__About this exercise__: The full set of records below is to be reproduced without a single alteration.

__________

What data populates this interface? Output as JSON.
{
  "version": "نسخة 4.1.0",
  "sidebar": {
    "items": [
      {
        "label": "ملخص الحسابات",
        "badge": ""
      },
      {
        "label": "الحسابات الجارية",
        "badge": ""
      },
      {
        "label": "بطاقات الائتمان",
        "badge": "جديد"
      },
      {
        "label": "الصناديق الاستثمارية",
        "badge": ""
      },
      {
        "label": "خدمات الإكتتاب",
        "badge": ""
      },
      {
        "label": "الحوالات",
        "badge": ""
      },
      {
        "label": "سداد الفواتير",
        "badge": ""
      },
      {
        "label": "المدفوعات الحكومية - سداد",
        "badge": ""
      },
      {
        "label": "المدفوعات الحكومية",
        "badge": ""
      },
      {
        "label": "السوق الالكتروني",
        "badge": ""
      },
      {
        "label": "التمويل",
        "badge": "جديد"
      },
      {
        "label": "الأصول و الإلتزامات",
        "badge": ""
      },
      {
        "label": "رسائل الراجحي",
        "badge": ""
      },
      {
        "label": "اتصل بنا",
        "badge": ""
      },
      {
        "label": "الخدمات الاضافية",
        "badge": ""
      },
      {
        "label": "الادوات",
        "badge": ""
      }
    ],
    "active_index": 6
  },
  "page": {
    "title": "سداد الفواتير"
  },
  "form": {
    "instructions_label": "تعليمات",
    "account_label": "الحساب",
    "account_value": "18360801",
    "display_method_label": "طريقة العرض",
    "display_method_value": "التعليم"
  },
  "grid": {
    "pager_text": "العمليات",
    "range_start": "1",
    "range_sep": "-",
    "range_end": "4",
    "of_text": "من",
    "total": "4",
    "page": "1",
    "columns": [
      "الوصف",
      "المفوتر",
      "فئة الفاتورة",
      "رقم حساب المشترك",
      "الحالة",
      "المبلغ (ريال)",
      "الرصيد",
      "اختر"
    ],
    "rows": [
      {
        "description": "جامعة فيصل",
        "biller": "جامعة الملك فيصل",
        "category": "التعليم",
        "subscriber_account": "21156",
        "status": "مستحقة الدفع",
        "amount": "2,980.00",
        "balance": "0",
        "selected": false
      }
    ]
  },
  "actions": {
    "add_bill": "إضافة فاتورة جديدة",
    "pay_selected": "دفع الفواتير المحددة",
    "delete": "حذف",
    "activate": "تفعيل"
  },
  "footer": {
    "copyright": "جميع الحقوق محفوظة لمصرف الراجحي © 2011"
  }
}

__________

__Written answer__:
What data populates this interface? Output as JSON.
{
  "version": "نسخة 4.1.0",
  "sidebar": {
    "items": [
      {
        "label": "ملخص الحسابات",
        "badge": ""
      },
      {
        "label": "الحسابات الجارية",
        "badge": ""
      },
      {
        "label": "بطاقات الائتمان",
        "badge": "جديد"
      },
      {
        "label": "الصناديق الاستثمارية",
        "badge": ""
      },
      {
        "label": "خدمات الإكتتاب",
        "badge": ""
      },
      {
        "label": "الحوالات",
        "badge": ""
      },
      {
        "label": "سداد الفواتير",
        "badge": ""
      },
      {
        "label": "المدفوعات الحكومية - سداد",
        "badge": ""
      },
      {
        "label": "المدفوعات الحكومية",
        "badge": ""
      },
      {
        "label": "السوق الالكتروني",
        "badge": ""
      },
      {
        "label": "التمويل",
        "badge": "جديد"
      },
      {
        "label": "الأصول و الإلتزامات",
        "badge": ""
      },
      {
        "label": "رسائل الراجحي",
        "badge": ""
      },
      {
        "label": "اتصل بنا",
        "badge": ""
      },
      {
        "label": "الخدمات الاضافية",
        "badge": ""
      },
      {
        "label": "الادوات",
        "badge": ""
      }
    ],
    "active_index": 6
  },
  "page": {
    "title": "سداد الفواتير"
  },
  "form": {
    "instructions_label": "تعليمات",
    "account_label": "الحساب",
    "account_value": "18360801",
    "display_method_label": "طريقة العرض",
    "display_method_value": "التعليم"
  },
  "grid": {
    "pager_text": "العمليات",
    "range_start": "1",
    "range_sep": "-",
    "range_end": "4",
    "of_text": "من",
    "total": "4",
    "page": "1",
    "columns": [
      "الوصف",
      "المفوتر",
      "فئة الفاتورة",
      "رقم حساب المشترك",
      "الحالة",
      "المبلغ (ريال)",
      "الرصيد",
      "اختر"
    ],
    "rows": [
      {
        "description": "جامعة فيصل",
        "biller": "جامعة الملك فيصل",
        "category": "التعليم",
        "subscriber_account": "21156",
        "status": "مستحقة الدفع",
        "amount": "2,980.00",
        "balance": "0",
        "selected": false
      }
    ]
  },
  "actions": {
    "add_bill": "إضافة فاتورة جديدة",
    "pay_selected": "دفع الفواتير المحددة",
    "delete": "حذف",
    "activate": "تفعيل"
  },
  "footer": {
    "copyright": "جميع الحقوق محفوظة لمصرف الراجحي © 2011"
  }
}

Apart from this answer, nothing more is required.